On the latest Point of InquiryChris Mooney talks to Michael Gordin, author of The Pseudoscience Wars: Immanuel Velikovsky and the Birth of the Modern Fringe

A new poll shows that 29% of Britons don't believe in God

Ben Radford interviews cartoonist Dan Piraro of Bizarro, "a skeptic at heart," for Skeptical Inquirer

President Obama asks Thai Buddhist monks to pray for help on the budget and looming "fiscal cliff." 

Indiana Supreme Court to review the constitutionality of vouchers for private schools -- including religious schools, of course.

Hey look! Heroes of Science action figures! Look at all of 'em! And there' one woman? Hm.

So about those many, many, many White House petitions. Seems they are losing some cache.   

Scientists look for signs of our own stratosphere.  

Jessica Kirsner at Friendly Atheist: Is this college football player being discriminated against for his atheism
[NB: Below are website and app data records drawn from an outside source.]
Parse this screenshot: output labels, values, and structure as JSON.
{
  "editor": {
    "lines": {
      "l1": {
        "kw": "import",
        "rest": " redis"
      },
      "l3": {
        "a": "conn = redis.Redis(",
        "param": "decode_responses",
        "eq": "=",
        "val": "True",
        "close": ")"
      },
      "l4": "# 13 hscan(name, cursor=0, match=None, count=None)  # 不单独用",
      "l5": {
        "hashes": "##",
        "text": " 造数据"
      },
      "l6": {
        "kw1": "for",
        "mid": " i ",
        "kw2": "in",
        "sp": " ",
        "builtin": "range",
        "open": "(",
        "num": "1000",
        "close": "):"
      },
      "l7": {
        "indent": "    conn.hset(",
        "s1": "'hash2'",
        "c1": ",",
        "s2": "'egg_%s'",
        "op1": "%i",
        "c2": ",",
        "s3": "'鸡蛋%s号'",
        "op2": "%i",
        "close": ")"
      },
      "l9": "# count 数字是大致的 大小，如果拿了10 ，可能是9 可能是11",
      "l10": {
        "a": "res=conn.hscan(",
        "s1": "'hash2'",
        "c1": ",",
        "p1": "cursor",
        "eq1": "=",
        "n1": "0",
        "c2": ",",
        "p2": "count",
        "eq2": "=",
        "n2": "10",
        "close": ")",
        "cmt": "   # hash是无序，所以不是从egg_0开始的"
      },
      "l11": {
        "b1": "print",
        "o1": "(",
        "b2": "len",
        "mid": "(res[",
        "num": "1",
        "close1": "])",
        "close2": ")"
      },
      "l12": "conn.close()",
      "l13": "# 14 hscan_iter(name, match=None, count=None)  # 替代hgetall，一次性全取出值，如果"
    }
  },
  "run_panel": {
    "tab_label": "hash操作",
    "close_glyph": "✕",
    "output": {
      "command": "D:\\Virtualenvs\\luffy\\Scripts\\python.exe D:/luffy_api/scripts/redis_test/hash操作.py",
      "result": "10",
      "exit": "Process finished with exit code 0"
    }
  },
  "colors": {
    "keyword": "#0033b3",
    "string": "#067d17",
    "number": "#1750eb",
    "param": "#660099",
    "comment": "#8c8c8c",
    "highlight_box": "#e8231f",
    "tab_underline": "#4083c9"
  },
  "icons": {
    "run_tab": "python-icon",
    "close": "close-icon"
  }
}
There looks to be something of a crisis with the British Asian community as some are relying on exorcists for "health care." 
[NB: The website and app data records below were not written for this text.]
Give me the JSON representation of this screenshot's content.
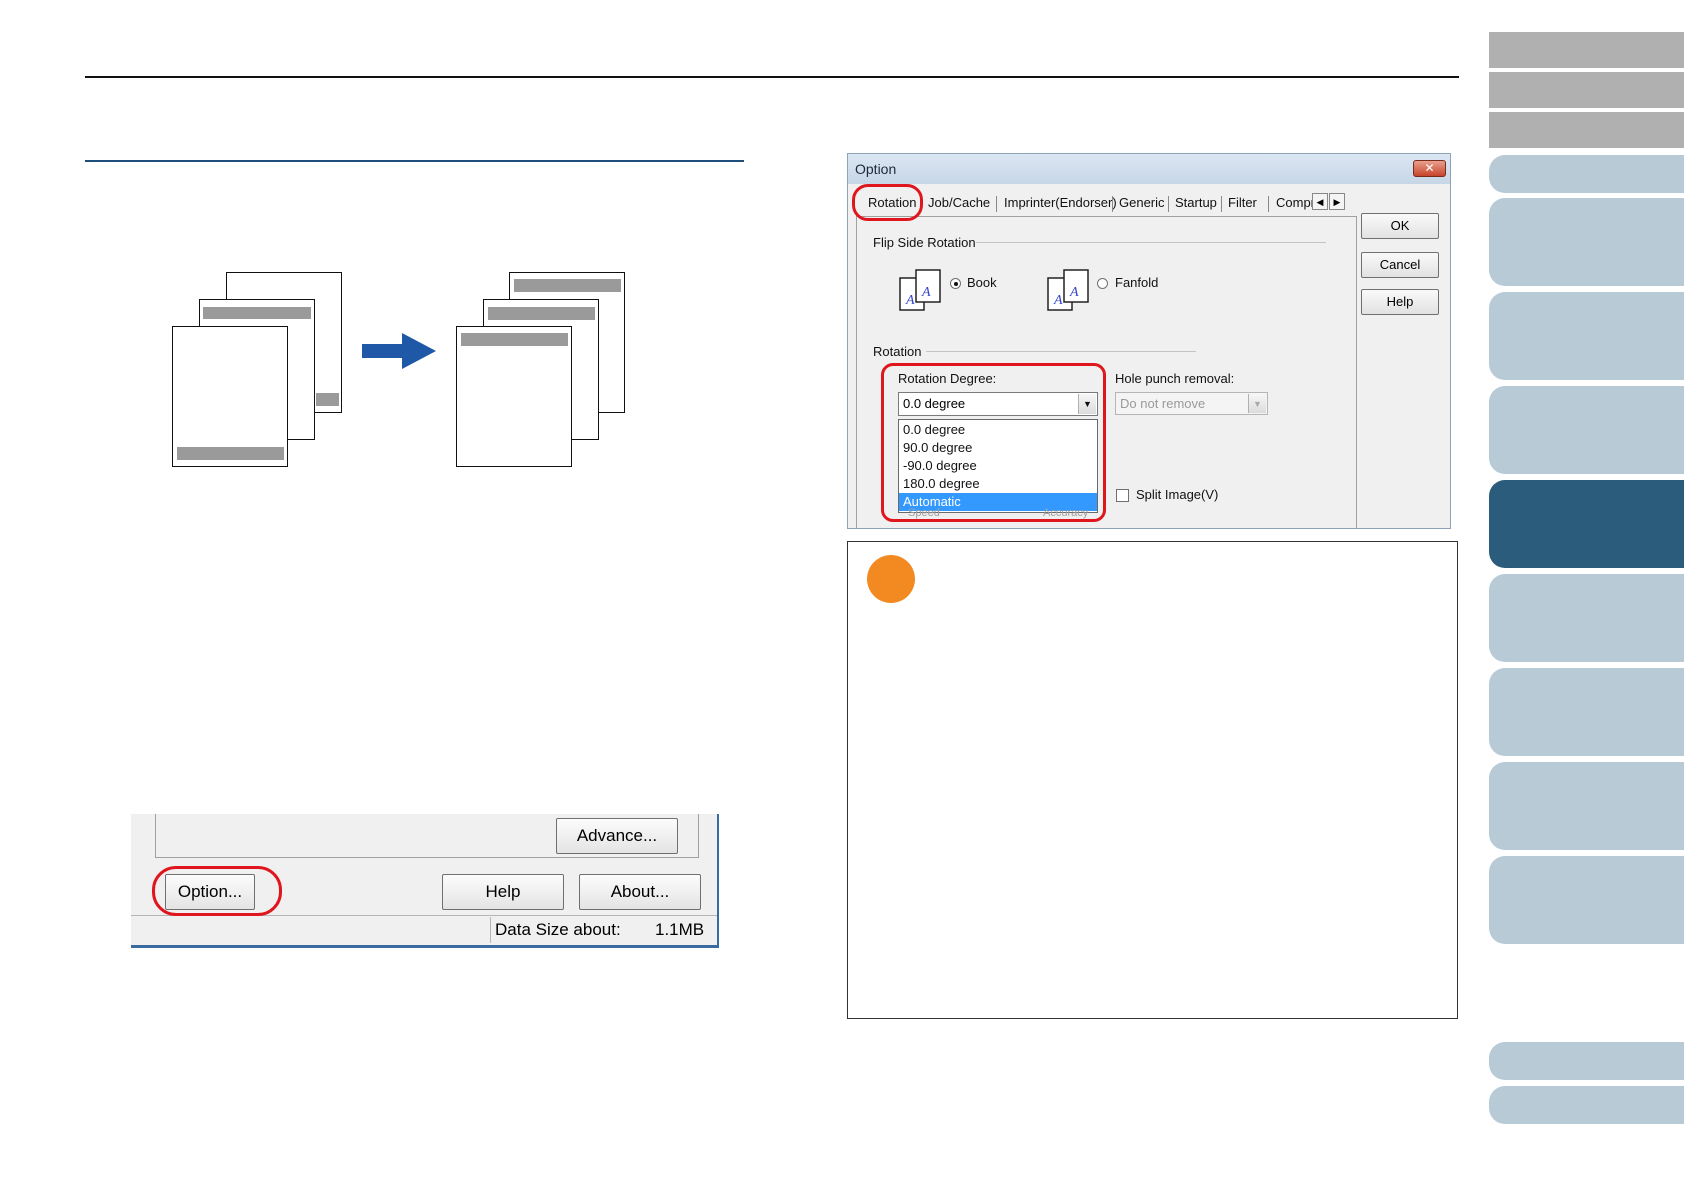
{
  "dialog": {
    "title": "Option",
    "close_glyph": "✕",
    "tabs": [
      "Rotation",
      "Job/Cache",
      "Imprinter(Endorser)",
      "Generic",
      "Startup",
      "Filter",
      "Compr"
    ],
    "tab_scroll_left": "◀",
    "tab_scroll_right": "▶",
    "buttons": {
      "ok": "OK",
      "cancel": "Cancel",
      "help": "Help"
    },
    "flip_side_rotation": {
      "label": "Flip Side Rotation",
      "book": "Book",
      "fanfold": "Fanfold",
      "selected": "Book"
    },
    "rotation": {
      "label": "Rotation",
      "degree_label": "Rotation Degree:",
      "degree_value": "0.0 degree",
      "options": [
        "0.0 degree",
        "90.0 degree",
        "-90.0 degree",
        "180.0 degree",
        "Automatic"
      ],
      "highlighted_option": "Automatic",
      "hole_punch_label": "Hole punch removal:",
      "hole_punch_value": "Do not remove",
      "split_image": "Split Image(V)",
      "slider_left": "Speed",
      "slider_right": "Accuracy"
    }
  },
  "bottom_dialog": {
    "advance": "Advance...",
    "option": "Option...",
    "help": "Help",
    "about": "About...",
    "data_size_label": "Data Size about:",
    "data_size_value": "1.1MB"
  },
  "colors": {
    "accent_red": "#e0161e",
    "nav_active": "#2b5c7c",
    "nav_inactive": "#b8cad6",
    "arrow_blue": "#1f58a6",
    "note_icon": "#f28a21"
  },
  "icons": [
    "arrow-right-icon",
    "book-flip-icon",
    "fanfold-flip-icon",
    "close-icon",
    "note-icon"
  ]
}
Mano Singham: Hey wait, didn't God want Romney to win

Tom Ingram at the Manitoban on the meaning of Carl Sagan Day

Rupert Murdoch tweets some offensive crap about "the Jewish media" and Israel. His biographer Michael Wolff attempts to explain it:
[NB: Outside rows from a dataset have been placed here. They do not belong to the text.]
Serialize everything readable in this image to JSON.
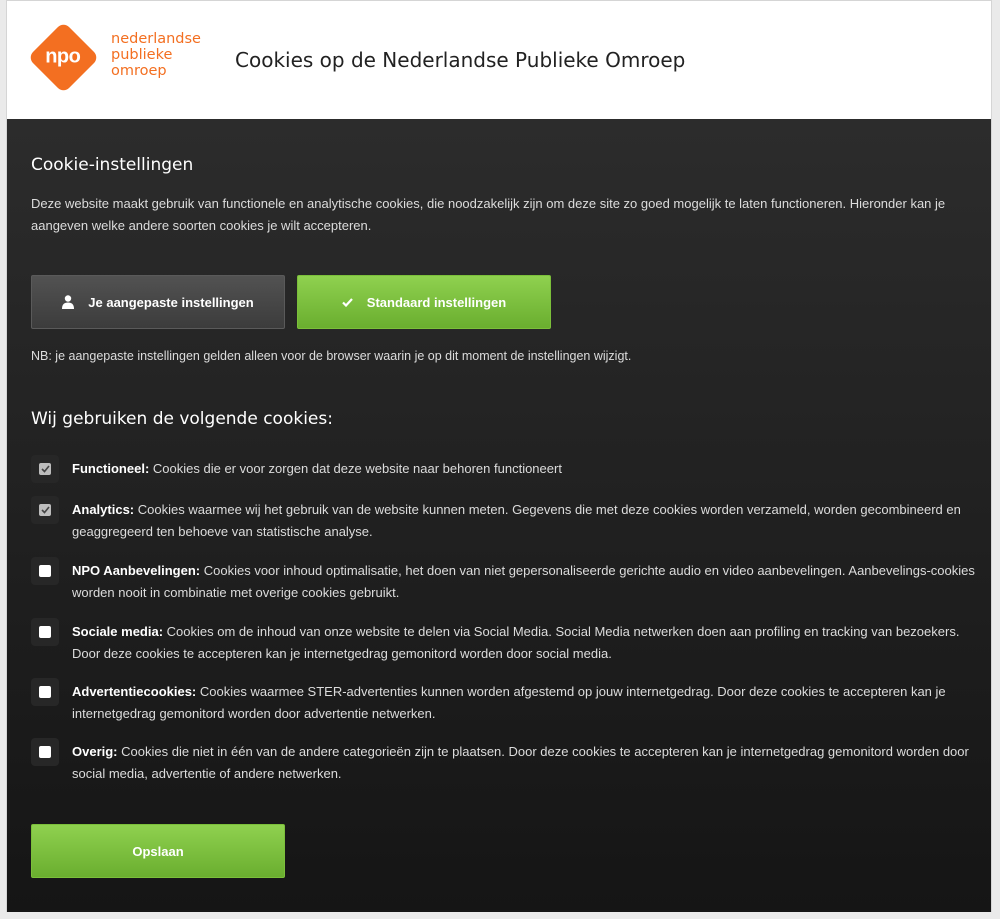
{
  "header": {
    "logo_tile": "npo",
    "logo_lines": [
      "nederlandse",
      "publieke",
      "omroep"
    ],
    "title": "Cookies op de Nederlandse Publieke Omroep"
  },
  "settings": {
    "title": "Cookie-instellingen",
    "intro": "Deze website maakt gebruik van functionele en analytische cookies, die noodzakelijk zijn om deze site zo goed mogelijk te laten functioneren. Hieronder kan je aangeven welke andere soorten cookies je wilt accepteren.",
    "custom_button": {
      "label": "Je aangepaste instellingen",
      "icon": "user-icon"
    },
    "standard_button": {
      "label": "Standaard instellingen",
      "icon": "check-icon"
    },
    "note": "NB: je aangepaste instellingen gelden alleen voor de browser waarin je op dit moment de instellingen wijzigt."
  },
  "cookies": {
    "title": "Wij gebruiken de volgende cookies:",
    "items": [
      {
        "name": "Functioneel:",
        "desc": "Cookies die er voor zorgen dat deze website naar behoren functioneert",
        "checked": true,
        "disabled": true
      },
      {
        "name": "Analytics:",
        "desc": "Cookies waarmee wij het gebruik van de website kunnen meten. Gegevens die met deze cookies worden verzameld, worden gecombineerd en geaggregeerd ten behoeve van statistische analyse.",
        "checked": true,
        "disabled": true
      },
      {
        "name": "NPO Aanbevelingen:",
        "desc": "Cookies voor inhoud optimalisatie, het doen van niet gepersonaliseerde gerichte audio en video aanbevelingen. Aanbevelings-cookies worden nooit in combinatie met overige cookies gebruikt.",
        "checked": false,
        "disabled": false
      },
      {
        "name": "Sociale media:",
        "desc": "Cookies om de inhoud van onze website te delen via Social Media. Social Media netwerken doen aan profiling en tracking van bezoekers. Door deze cookies te accepteren kan je internetgedrag gemonitord worden door social media.",
        "checked": false,
        "disabled": false
      },
      {
        "name": "Advertentiecookies:",
        "desc": "Cookies waarmee STER-advertenties kunnen worden afgestemd op jouw internetgedrag. Door deze cookies te accepteren kan je internetgedrag gemonitord worden door advertentie netwerken.",
        "checked": false,
        "disabled": false
      },
      {
        "name": "Overig:",
        "desc": "Cookies die niet in één van de andere categorieën zijn te plaatsen. Door deze cookies te accepteren kan je internetgedrag gemonitord worden door social media, advertentie of andere netwerken.",
        "checked": false,
        "disabled": false
      }
    ],
    "save_label": "Opslaan"
  },
  "colors": {
    "brand_orange": "#f36f21",
    "accent_green": "#7bbf3a",
    "panel_dark": "#1f1f1f"
  }
}
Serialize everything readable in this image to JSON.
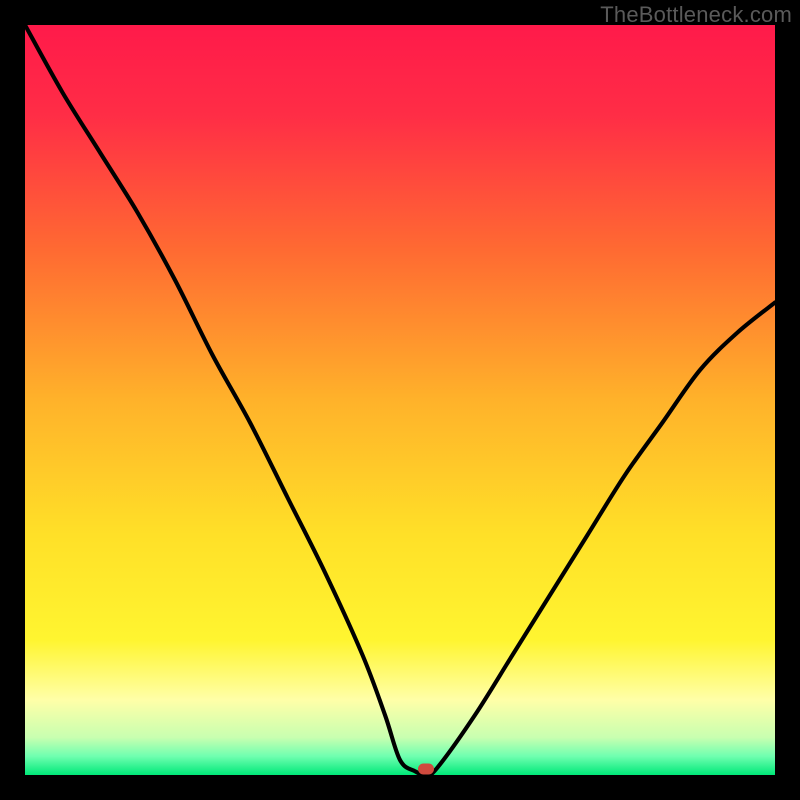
{
  "attribution": "TheBottleneck.com",
  "colors": {
    "gradient_stops": [
      {
        "pos": 0,
        "color": "#ff1a4a"
      },
      {
        "pos": 0.12,
        "color": "#ff2d46"
      },
      {
        "pos": 0.3,
        "color": "#ff6a32"
      },
      {
        "pos": 0.5,
        "color": "#ffb22a"
      },
      {
        "pos": 0.68,
        "color": "#ffe028"
      },
      {
        "pos": 0.82,
        "color": "#fff530"
      },
      {
        "pos": 0.9,
        "color": "#ffffa8"
      },
      {
        "pos": 0.95,
        "color": "#c8ffb0"
      },
      {
        "pos": 0.975,
        "color": "#6fffb0"
      },
      {
        "pos": 1.0,
        "color": "#00e878"
      }
    ],
    "curve": "#000000",
    "marker": "#d04a3e",
    "background": "#000000"
  },
  "chart_data": {
    "type": "line",
    "title": "",
    "xlabel": "",
    "ylabel": "",
    "xlim": [
      0,
      100
    ],
    "ylim": [
      0,
      100
    ],
    "grid": false,
    "legend": false,
    "series": [
      {
        "name": "bottleneck-curve",
        "x": [
          0,
          5,
          10,
          15,
          20,
          25,
          30,
          35,
          40,
          45,
          48,
          50,
          52,
          53.5,
          55,
          60,
          65,
          70,
          75,
          80,
          85,
          90,
          95,
          100
        ],
        "y": [
          100,
          91,
          83,
          75,
          66,
          56,
          47,
          37,
          27,
          16,
          8,
          2,
          0.5,
          0,
          1,
          8,
          16,
          24,
          32,
          40,
          47,
          54,
          59,
          63
        ]
      }
    ],
    "annotations": [
      {
        "name": "min-marker",
        "x": 53.5,
        "y": 0.8
      }
    ]
  }
}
I think that Murdoch . . . is parsing what he sees as "'good Jews" from "bad Jews". Jews are just another subset of the people who are for him or against him, who he either has to manage or isolate. Along with his open dislike of Muslims – once, he explained to me his theory about how Muslims often married close cousins, therefore depressing their general IQ – and his geopolitical views about world domination, supporting Israel, I believe, is a way to win the support of what he perceives as the good Jews. (That is, if you support him, you are a good Jew.)

The Bloop Monster in the South Pacific is not a monster, but an ice quake

Quote of the Day         

Soraya Chemaly is aghast at the tragedy of the death of Savita Halappanavar in Ireland, a victim of enforced dogma, and rejects the idea that it's the church facing a "dilemma":

The question is: How many more women like Savita Halappanavar should we tolerate in our continued privileging of religion's massively gender-informed obsession with sacrifice and innocence, sin and shame? . . . the person with the "dilemma" is the dying woman. Not the hospital. Not the priests. Not the nuns. Not the panel deciding whether she should live or die because she has the misfortune of being in a Catholic hospital, pregnant and in medical distress. 

Linking to a story or webpage does not imply endorsement by Paul or CFI. Not every use of quotation marks is ironic or sarcastic, but it often is. 

Follow CFI on Twitter: @center4inquiry 

Got a tip for the Heresy? Send it to press(at)! 

The Morning Heresy: "I actually read it." - Hemant Mehta